When is a Remix Stealing from the Original? : KQED Education | KQED Public Media for Northern CA

This might lead to some very interesting discussions of what intellectual property is, how to respect it, and how to use it fairly.  It also might lead to an understanding that plagiarism is not the same as sampling.  Plus, the scratching might be fun.

“Appropriation is the intentional borrowing, copying, and alteration of preexisting images and objects. How do you determine what is considered artistic appropriation and what is considered “stealing?”

Source: When is a Remix Stealing from the Original? : KQED Education | KQED Public Media for Northern CA

Simple Tool: Low Bar to Entry for Frequency Analysis and Slow Reading–WordCloudGenerator


Jason Davies’ word cloud generator will work at interesting angles and is customizeable.  The one above is at a 45 degree slant.  The one below is a 90 degree.



The text for this is from a Ted Hughes’

The struggle truly to possess his own experience, in other words, to regain his genuine self, has been man’s principal occupation, wherever he could find leisure for it, ever since he first grew this enormous surplus of brain. Men have invented religion to do this for others. But to do it for themselves, they have invented art—music, painting, dancing, sculpture, and the activity that includes all these, which is poetry.

Because it is occasionally possible, just for brief moments, to find the words that will unlock the doors of all those many mansions inside the head and express something—perhaps not much, just something—of the crush of information that presses in on us from the way a crow flies over and the way a man walks and the look of a street and from what we did one day a dozen years ago. Words that will express something of the deep complexity that makes us precisely the way we are, from the momentary effect of the barometer to the force that created men distinct from trees. Something of the inaudible music that moves us along in our bodies from moment to moment like water in a river. Something of the spirit of the snowflake in the water of the river.

Something of the duplicity and the relativity and the merely fleeting quality of all this. Something of the almighty importance of it and something of the utter meaninglessness.
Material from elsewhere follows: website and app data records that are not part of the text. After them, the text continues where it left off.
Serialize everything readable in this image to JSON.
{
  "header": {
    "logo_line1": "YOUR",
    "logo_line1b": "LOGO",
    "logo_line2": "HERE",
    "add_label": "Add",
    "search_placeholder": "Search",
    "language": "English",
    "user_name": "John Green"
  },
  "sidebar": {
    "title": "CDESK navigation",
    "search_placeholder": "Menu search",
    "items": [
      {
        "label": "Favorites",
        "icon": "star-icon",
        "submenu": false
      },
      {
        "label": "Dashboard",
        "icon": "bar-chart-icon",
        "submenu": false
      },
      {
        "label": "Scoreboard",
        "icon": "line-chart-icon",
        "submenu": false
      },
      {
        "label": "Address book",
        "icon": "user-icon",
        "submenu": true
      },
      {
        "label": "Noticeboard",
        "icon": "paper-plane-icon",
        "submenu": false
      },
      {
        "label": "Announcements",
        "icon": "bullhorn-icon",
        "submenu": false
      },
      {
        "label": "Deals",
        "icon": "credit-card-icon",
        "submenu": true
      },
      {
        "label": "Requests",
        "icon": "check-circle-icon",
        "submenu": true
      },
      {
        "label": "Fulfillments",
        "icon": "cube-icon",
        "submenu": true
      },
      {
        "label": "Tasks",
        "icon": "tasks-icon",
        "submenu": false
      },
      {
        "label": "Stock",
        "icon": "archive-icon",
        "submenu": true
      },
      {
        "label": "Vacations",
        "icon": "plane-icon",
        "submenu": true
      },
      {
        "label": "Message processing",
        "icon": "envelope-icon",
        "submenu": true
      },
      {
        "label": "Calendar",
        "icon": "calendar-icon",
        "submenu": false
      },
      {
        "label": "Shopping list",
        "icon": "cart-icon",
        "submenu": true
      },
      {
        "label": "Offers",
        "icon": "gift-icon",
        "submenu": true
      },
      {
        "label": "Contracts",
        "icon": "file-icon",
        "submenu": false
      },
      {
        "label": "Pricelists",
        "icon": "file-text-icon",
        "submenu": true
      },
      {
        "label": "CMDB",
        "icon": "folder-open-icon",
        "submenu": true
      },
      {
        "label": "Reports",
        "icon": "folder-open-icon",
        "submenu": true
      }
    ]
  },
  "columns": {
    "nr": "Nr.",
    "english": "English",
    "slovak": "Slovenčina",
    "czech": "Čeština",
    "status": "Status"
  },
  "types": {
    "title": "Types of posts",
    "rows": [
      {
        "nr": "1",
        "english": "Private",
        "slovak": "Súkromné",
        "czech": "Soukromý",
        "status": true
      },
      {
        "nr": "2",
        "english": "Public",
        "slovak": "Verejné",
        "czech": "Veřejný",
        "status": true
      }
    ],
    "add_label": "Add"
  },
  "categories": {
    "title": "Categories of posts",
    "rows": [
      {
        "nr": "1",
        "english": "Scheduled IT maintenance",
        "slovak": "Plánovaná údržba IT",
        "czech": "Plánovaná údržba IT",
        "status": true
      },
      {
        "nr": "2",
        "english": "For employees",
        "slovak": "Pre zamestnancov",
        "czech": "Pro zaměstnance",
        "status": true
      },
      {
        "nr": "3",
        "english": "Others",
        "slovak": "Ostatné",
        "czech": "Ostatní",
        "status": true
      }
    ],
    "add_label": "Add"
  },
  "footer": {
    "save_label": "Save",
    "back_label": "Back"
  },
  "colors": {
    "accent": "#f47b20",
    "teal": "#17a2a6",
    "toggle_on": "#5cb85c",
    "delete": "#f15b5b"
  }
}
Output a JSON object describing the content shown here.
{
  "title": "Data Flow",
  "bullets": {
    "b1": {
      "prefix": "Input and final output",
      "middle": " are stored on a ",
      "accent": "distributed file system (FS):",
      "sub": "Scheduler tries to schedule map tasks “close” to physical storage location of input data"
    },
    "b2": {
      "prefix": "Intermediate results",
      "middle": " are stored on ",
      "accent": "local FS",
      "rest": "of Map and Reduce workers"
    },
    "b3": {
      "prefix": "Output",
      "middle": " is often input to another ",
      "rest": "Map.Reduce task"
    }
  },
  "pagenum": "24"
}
And when words can manage something of this, and manage it in a moment of time, and in that same moment make out of it all the vital signature of a human being—not of an atom, or of a geometrical diagram, or of a heap of lenses—but a human being, we call it poetry.


[From POETRY IS by Ted Hughes, Doubleday, 1970]